A massive protest against Wisconsin Gov. Scott Walker’s attempt to eliminate collective bargaining rights for state workers entered its second day in Madison with as many as 30,000 people, according to some estimates. More demonstrations are expected tomorrow.
Also for more information and to help support Wisconsin workers, visit the Facebook page of Protect Wisconsin Families here.
AFL-CIO Field Communications staff member Mike Uehlein sends us the latest report on today’s actions. We also have new video (above) from Tuesday’s demonstrations.
In a continuing show of support for public workers, huge crowds arrived in Madison today to protest Gov. Scott Walker’s attack on Wisconsin families. A diverse collection of working men and women, students, community members and religious groups marched around the Capitol building.

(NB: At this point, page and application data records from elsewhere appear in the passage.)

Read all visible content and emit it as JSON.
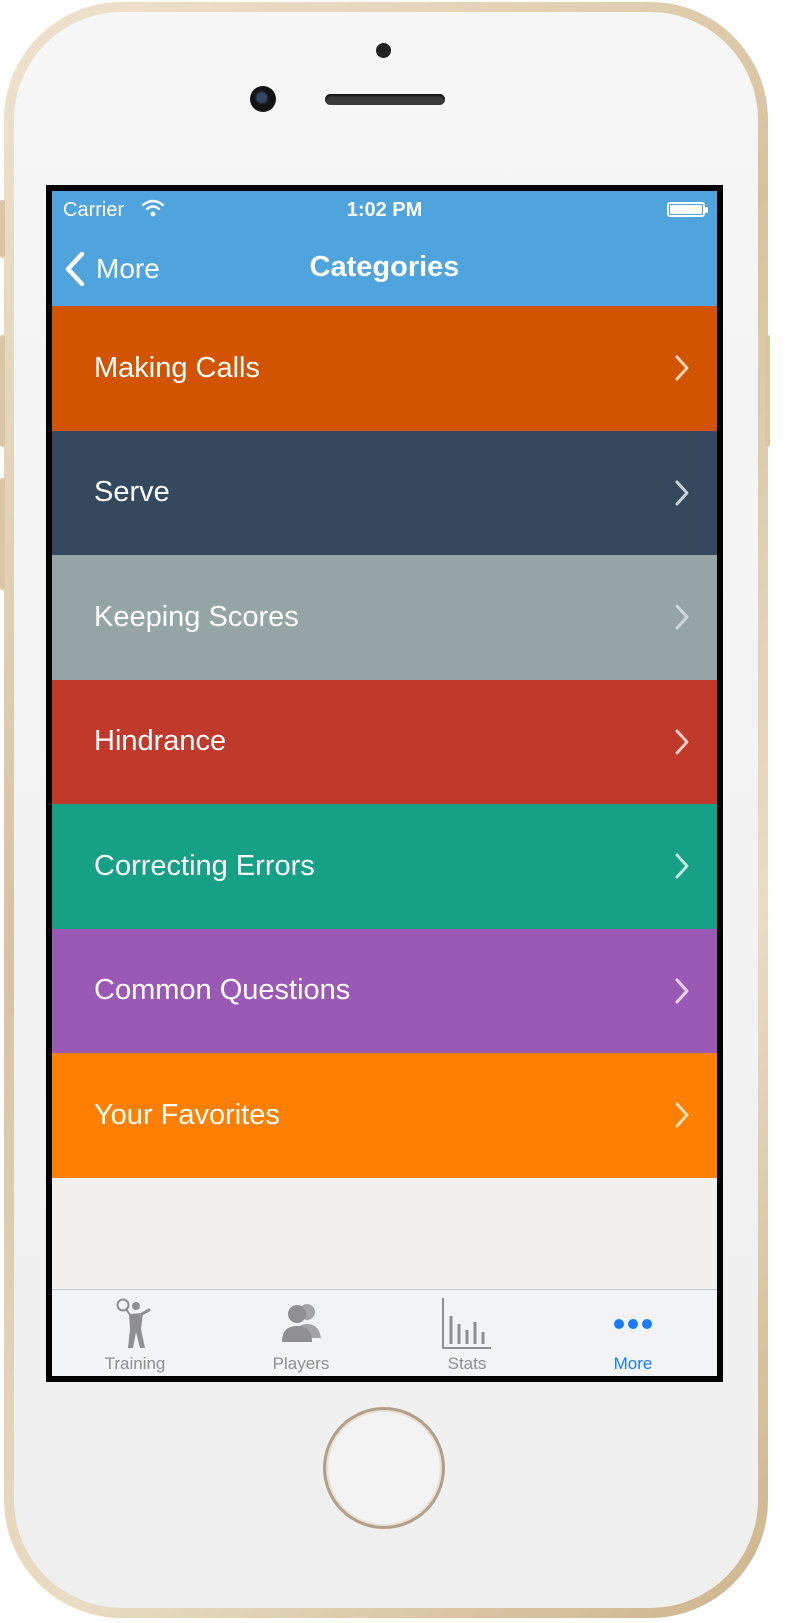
{
  "status_bar": {
    "carrier": "Carrier",
    "time": "1:02 PM"
  },
  "nav": {
    "back_label": "More",
    "title": "Categories"
  },
  "categories": [
    {
      "label": "Making Calls",
      "color": "#d35400"
    },
    {
      "label": "Serve",
      "color": "#34495e"
    },
    {
      "label": "Keeping Scores",
      "color": "#95a5a6"
    },
    {
      "label": "Hindrance",
      "color": "#c0392b"
    },
    {
      "label": "Correcting Errors",
      "color": "#16a085"
    },
    {
      "label": "Common Questions",
      "color": "#9b59b6"
    },
    {
      "label": "Your Favorites",
      "color": "#ff7f00"
    }
  ],
  "tabbar": {
    "tabs": [
      {
        "label": "Training",
        "icon": "tennis-player-icon"
      },
      {
        "label": "Players",
        "icon": "people-icon"
      },
      {
        "label": "Stats",
        "icon": "bar-chart-icon"
      },
      {
        "label": "More",
        "icon": "more-dots-icon",
        "active": true
      }
    ]
  },
  "colors": {
    "nav_bar": "#4fa4de",
    "tab_active": "#1a7cf5",
    "tab_inactive": "#8e8e93"
  }
}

Despite the practice of hearing testimony from any Wisconsinite who wishes to speak, the Joint Committee on Finance cut off public debate late last night. So today at the demonstration, a public citizen’s forum was offered for people denied the ability to speak at the Joint Committee hearing yesterday.

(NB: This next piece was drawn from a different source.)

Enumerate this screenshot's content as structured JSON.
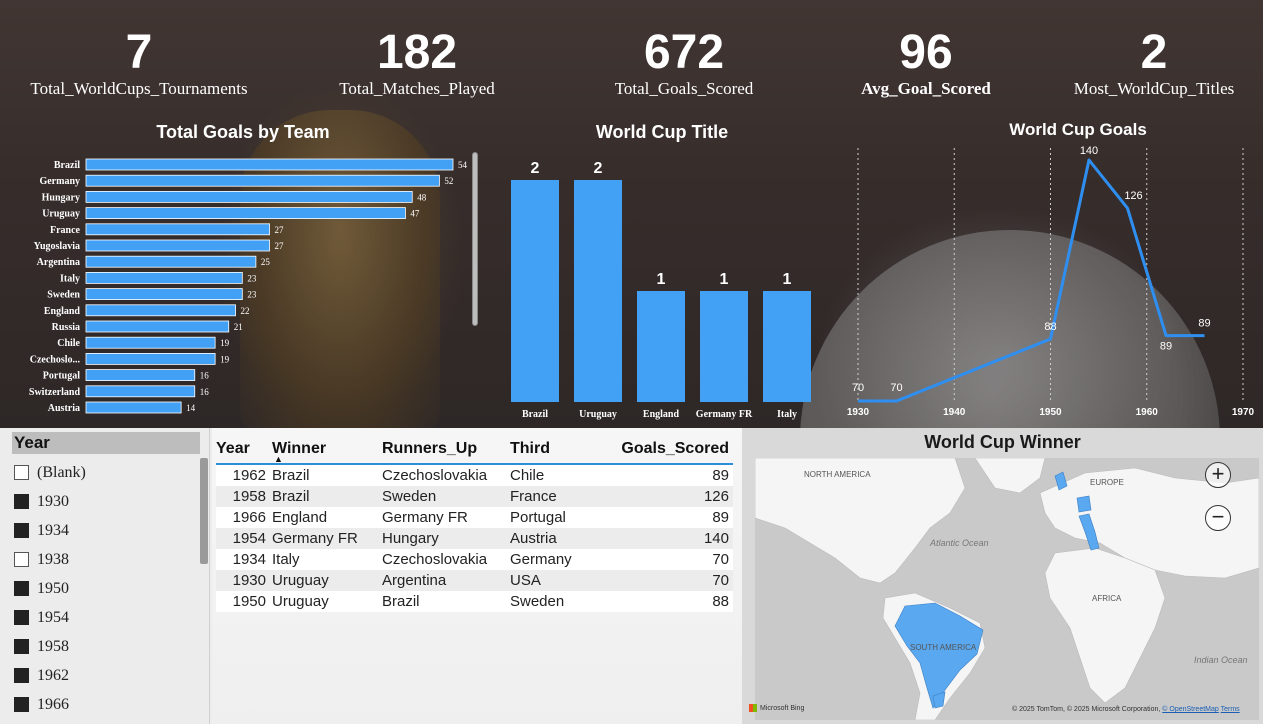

Wisconsin State AFL-CIO President Phil Neuenfeldt told the crowd, “It is up to us to fight for the right of workers to have a collective voice on the job.”
We will not stand by and watch those rights be taken away. For every person here today, there are 100 more who could not make it and we stand with them. This proposal is too extreme. No one should be taking away our rights as workers and our rights as Americans.
Speaking to the huge sea of protesters, Steve Heimsness, treasurer of the Madison Professional Police Officers Association, says:
Politicians are trying to take away workers’ union rights in Wisconsin. We need representatives to listen to the thousands of workers here today and stop this bill. We have to stop this now.
Today’s continuing protests signal strong disapproval of the provisions in the budget measure. As a Milwaukee Journal Sentinel editorial said Monday, this “bill is about rights, not benefits.” The protests on the Capitol ground reflected this, with many carrying signs saying, “Stop the Attack on Working Families.”
Walker has urged the legislature to fast track the proposal and the committee could vote later today or tonight, with final legislative action by the end of the week. Says Milwaukee bus driver James Macon:
This bill is too extreme to push through in four days. We have worked with both Democratic and Republican governors before and we can do that again.
This Blog originally appeared in http://blog.aflcio.org/ on February 16, 2011. Reprinted with permission.
About the Author: Mike Hall is a former West Virginia newspaper reporter, staff writer for the United Mine Workers Journal and managing editor of the Seafarers Log. He came to the AFL- CIO in 1989 and has written for several federation publications, focusing on legislation and politics, especially grassroots mobilization and workplace safety. When his collar was still blue, he carried union cards from the Oil, Chemical and Atomic Workers, American Flint Glass Workers and Teamsters for jobs in a chemical plant, a mining equipment manufacturing plant and a warehouse. He has also worked as roadie for a small-time country-rock band, sold his blood plasma and played an occasional game of poker to help pay the rent. You may have seen him at one of several hundred Grateful Dead shows. He was the one with longhair and the tie-dye. Still has the shirts, lost the hair.